“Part of the simplification is we’re not trying to draft unique language where we’re debating one word or the other. We’re trying to use tried and true language,” Laurent said.
“And we’re not taking on the whole book. We’re just taking on one section of it. We’re trying to keep this focused on what we think will address the majority of what people want us to do something about.”
Other common complaints concern repeat offenders, perpetual construction projects or absent property owners.
Staff is proposing that repeat offenders face stiffer fines and that the county refuse to extend building permits if little or no progress is being made.
Staff is also urging the adoption of a Vacant Property Ordinance, requiring property owners to register their property as vacant with the county and provide detailed contact information. The county would advise the property owner of their continued responsibility to maintain and secure the property and keep a current list of vacant properties so they can be monitored as needed by Code Enforcement, the Police Department, Fire Department or Department of Public Utilities.
Council will also be asked to review the violation notice process.
Courtesy notices are delivered when there is a complaint or identified code violation. The current code calls for a minimum of two days for the property owner to rectify the situation, but CEDD typically allows one week to 30 days. An extension is provided with good reason when progress is being made. Two and three courtesy notices are typically delivered before a citation is issued.
Correcting a violation by issuing a citation is a lengthy process that can take a year to work its way through the court system.
Of the 223 cases in 2012, 87 percent were corrected without citation. Three cases were cited and sent to the Municipal Court. Several cases are unresolved due to vacant or abandoned properties and generate multiple complaints.
“Part of the concern about enforcing property maintenance is we have to have the same policy for everybody. And that’s great when you’re the person trying to sell your house and there’s a property in disrepair and you want them to fix it up,” Laurent said. “But if that person doesn’t have the means to do it, then it becomes a hardship story and how can you impose more hardship on someone like that?”
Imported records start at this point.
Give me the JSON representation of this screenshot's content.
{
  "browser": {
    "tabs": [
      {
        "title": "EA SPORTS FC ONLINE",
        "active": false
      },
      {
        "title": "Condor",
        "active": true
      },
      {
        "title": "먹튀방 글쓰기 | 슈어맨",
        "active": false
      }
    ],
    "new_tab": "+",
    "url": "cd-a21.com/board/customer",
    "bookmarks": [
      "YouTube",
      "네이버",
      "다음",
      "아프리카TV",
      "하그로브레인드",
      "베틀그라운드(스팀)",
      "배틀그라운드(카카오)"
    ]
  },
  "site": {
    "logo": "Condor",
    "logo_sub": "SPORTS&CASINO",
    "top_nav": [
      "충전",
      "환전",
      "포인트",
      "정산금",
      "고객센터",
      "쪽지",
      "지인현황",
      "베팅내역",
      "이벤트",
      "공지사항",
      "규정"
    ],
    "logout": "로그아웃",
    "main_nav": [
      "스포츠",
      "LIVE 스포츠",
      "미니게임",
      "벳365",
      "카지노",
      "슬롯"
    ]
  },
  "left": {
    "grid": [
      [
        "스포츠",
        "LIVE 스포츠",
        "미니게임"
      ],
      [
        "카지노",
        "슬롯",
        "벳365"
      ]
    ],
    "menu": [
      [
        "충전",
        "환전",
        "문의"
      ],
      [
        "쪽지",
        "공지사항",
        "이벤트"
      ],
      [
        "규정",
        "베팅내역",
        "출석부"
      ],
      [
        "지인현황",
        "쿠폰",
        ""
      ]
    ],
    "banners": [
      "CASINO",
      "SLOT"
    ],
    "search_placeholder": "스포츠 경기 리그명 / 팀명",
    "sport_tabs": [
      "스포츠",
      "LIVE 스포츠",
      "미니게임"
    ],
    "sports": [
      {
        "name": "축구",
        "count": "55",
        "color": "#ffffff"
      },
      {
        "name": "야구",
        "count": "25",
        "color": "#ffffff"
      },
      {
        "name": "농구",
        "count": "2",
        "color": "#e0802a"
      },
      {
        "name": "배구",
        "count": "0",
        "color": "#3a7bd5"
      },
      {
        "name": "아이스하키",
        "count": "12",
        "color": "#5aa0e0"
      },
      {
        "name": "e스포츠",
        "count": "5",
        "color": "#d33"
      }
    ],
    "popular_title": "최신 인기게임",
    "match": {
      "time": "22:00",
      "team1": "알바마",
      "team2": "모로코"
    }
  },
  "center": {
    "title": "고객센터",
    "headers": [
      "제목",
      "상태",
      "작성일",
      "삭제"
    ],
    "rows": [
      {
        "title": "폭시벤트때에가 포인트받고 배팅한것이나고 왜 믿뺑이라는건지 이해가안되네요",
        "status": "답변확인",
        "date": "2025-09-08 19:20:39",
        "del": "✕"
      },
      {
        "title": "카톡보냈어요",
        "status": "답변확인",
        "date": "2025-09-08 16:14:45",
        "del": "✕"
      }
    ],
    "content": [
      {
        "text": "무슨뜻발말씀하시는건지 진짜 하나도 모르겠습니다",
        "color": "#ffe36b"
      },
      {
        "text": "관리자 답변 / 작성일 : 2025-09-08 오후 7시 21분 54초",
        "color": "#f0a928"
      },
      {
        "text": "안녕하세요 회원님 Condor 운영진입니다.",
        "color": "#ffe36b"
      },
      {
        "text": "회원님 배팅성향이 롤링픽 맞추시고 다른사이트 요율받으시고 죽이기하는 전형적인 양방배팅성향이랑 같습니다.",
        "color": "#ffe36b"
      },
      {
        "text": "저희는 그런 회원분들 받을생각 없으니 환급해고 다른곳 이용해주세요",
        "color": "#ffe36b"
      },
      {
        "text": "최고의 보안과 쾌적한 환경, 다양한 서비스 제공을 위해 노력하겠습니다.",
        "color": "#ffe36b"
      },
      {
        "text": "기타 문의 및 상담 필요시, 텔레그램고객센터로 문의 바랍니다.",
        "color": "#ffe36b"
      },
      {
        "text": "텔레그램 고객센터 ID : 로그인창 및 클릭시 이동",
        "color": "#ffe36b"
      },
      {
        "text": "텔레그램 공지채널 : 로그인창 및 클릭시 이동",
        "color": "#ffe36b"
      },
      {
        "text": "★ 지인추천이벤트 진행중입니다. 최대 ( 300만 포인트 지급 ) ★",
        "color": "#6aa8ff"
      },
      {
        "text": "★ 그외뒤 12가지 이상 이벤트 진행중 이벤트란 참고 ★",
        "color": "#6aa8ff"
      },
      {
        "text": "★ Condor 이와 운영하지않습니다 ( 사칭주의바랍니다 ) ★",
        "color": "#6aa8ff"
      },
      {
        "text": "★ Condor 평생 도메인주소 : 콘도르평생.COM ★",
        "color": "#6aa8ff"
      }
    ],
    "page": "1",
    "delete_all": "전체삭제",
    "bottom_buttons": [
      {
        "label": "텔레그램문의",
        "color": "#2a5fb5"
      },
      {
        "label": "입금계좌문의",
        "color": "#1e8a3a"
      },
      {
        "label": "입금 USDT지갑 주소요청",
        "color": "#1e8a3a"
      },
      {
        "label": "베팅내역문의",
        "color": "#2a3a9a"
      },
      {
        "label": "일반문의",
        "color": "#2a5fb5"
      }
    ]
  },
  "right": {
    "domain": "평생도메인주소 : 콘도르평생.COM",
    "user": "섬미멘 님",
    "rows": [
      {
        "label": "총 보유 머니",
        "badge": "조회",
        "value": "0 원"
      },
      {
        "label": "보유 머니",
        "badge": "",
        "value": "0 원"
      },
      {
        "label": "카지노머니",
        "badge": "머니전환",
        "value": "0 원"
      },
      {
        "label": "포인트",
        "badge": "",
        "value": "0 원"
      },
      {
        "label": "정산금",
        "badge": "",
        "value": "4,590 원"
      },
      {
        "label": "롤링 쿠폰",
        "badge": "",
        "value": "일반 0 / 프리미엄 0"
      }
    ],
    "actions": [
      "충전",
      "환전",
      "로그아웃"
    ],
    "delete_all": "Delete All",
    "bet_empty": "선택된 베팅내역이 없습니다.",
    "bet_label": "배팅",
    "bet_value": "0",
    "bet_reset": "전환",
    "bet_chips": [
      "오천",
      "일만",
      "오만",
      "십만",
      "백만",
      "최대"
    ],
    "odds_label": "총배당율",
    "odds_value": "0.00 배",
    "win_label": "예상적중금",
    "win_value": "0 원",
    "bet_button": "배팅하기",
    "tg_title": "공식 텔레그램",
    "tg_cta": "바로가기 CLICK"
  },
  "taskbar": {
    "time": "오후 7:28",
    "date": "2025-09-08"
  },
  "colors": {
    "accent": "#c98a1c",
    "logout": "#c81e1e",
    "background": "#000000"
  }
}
CEDD is looking for ways to partner with groups such as churches, social service groups and neighborhood associations to help those physically or financially unable to come into compliance.
Laurent and Housing Manager Paul Andrus will also present council with some housing initiatives Tuesday, which Laurent believes go hand-in-hand with code enforcement.
“One reason we need different types of housing is so if somebody’s in a home that they can’t maintain any more, then there’s another housing choice in the community for them to transition to,” Laurent said.
Staff will also ask council to consider assistance programs for housing rehabilitation.
Laurent admits previous efforts at reforming the code have failed, and that taking action may not be easy.
”Property maintenance can be a controversial topic. People are going to have strong opinions either way,” Laurent said. “Our customers in the county are asking us to get involved in these things, but before we go down some roads, we want to get a sense of what council is supportive of.”
Tuesday’s council meeting is a work session, so no decisions will be made. Staff is hoping to receive guidance as to whether to draft an ordinance with more comprehensive standards or not. The meeting is at 7 p.m. at White Rock Fire Station No. 3.
Council’s first Friday afternoon meeting was dedicated to reviewing a new Airport Master Plan. The proposal was adopted by a 6-0 vote, with Councilor Rick Reiss away on travel.
The Federal Aviation Administration recommends that master plans be updated every seven to 10 years. The Los Alamos County Airport plan has not been updated since 1994.
Read more about the airport plan in Tuesday’s Los Alamos Monitor.